I realized that my last two posts on black/white segregation in Texas focused on data from the large urban centers of the state. I don’t mean to imply this is not a statewide phenomenon. As a follow-up, I’ve pulled maps from Remapping Debate’s data tool for a couple of small and mid-sized cities in the state.
First, Marshall Texas, the subject of Bill Moyer’s 1983 documentary on race relations and a culture of segregation in what was his own hometown. As before, areas shaded in red are estimated to have less than 3% African-American population, areas shaded in black have greater than 50% African American population.* Here the data shows an east-west divide along racial lines.
Second, Beaumont, Texas, where the Neches River draws a clear boundary between the majority African-American and near-exclusively white regions of the greater metropolitan area.
Lastly, Amarillo and Midland, which both have 3-4 distinct block groups that are majority African American in an otherwise majority-white city.
These maps demonstrate that ongoing segregation in Texas is not restricted to the large metropolitan areas.
Remember, you can make your own map using Remapping Debate’s data tool here.

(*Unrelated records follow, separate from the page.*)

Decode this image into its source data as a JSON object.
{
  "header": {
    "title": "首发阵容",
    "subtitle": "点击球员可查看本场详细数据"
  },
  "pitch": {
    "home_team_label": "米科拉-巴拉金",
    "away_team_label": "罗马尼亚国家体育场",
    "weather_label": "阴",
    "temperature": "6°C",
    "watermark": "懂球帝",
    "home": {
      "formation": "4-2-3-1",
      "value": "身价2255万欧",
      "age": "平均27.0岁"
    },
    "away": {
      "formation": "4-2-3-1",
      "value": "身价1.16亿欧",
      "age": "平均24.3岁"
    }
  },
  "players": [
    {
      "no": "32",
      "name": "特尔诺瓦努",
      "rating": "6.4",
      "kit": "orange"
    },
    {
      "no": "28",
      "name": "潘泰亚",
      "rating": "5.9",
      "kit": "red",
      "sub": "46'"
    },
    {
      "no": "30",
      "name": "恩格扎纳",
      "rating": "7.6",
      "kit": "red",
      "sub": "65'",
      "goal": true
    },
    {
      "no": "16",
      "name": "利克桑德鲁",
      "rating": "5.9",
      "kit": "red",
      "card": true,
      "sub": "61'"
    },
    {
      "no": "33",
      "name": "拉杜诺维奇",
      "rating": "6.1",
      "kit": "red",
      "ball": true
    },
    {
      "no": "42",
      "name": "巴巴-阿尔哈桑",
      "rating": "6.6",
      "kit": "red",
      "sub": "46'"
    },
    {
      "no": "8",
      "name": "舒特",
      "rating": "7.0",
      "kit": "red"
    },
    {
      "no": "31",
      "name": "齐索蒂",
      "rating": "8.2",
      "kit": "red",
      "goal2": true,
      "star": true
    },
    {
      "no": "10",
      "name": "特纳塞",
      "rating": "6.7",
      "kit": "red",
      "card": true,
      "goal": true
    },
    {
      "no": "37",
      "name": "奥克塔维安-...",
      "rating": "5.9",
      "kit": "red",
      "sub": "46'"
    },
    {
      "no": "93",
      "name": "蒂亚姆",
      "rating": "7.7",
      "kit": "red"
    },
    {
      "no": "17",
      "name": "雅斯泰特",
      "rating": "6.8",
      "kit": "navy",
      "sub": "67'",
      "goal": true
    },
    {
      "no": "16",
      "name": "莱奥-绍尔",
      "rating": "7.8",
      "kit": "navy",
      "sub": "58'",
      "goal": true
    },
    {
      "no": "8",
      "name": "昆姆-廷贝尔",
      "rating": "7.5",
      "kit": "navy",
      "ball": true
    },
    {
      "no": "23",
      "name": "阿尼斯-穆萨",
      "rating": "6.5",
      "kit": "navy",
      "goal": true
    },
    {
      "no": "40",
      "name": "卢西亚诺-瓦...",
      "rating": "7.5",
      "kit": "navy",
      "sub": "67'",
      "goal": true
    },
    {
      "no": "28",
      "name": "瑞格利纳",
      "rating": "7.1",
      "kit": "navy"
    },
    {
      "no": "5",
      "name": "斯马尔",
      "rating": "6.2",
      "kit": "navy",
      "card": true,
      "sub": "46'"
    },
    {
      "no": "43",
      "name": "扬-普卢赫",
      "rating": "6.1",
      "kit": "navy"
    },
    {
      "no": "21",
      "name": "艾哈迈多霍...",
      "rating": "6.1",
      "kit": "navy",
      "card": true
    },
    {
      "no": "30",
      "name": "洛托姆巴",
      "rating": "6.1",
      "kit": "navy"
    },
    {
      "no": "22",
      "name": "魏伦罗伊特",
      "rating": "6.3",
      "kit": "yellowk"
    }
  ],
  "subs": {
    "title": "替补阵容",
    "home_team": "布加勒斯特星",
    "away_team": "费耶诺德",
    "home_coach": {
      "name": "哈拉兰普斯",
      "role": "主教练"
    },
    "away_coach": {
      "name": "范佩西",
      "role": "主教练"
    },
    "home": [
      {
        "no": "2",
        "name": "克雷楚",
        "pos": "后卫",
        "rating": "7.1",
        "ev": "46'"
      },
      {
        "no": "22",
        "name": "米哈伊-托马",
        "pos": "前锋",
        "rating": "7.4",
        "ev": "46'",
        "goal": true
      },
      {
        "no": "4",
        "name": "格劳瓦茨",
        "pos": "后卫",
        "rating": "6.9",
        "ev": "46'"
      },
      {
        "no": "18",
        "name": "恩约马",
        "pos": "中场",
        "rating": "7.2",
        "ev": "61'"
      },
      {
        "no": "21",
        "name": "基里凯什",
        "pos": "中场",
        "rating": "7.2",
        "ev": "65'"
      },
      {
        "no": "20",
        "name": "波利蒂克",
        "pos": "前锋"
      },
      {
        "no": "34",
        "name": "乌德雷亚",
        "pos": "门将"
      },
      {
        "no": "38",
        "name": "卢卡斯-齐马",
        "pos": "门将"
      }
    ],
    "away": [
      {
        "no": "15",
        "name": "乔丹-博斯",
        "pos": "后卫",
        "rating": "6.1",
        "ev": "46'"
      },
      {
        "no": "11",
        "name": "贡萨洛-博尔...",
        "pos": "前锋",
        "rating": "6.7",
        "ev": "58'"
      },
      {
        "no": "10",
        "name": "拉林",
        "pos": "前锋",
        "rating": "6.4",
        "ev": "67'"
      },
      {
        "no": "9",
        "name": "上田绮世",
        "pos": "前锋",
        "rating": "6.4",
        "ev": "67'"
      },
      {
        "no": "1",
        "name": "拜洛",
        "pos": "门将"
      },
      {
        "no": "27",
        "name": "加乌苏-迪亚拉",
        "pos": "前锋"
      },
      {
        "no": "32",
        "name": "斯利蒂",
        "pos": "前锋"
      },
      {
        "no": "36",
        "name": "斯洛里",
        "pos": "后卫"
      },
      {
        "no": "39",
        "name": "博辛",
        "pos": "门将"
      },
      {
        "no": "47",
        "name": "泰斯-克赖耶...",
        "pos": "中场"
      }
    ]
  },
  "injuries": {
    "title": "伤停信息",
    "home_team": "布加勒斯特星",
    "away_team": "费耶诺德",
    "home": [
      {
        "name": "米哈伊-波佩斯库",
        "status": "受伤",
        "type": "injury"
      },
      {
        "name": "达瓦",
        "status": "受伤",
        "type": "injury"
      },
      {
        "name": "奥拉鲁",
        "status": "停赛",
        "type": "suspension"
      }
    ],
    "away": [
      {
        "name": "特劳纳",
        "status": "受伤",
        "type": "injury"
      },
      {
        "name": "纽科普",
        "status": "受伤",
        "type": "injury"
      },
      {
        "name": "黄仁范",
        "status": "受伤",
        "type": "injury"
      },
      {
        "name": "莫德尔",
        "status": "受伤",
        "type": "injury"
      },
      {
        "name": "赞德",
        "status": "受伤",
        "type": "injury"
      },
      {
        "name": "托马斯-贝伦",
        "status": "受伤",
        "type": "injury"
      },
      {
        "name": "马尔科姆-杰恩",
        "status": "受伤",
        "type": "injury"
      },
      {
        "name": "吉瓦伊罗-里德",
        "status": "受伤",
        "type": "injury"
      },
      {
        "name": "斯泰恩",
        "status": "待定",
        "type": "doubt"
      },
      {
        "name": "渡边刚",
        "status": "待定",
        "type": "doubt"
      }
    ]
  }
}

Note: * while Remapping Debate doesn’t provide margins of error, ACS block group data should be considered to have at minimum a 1-2% margin of error on population estimates.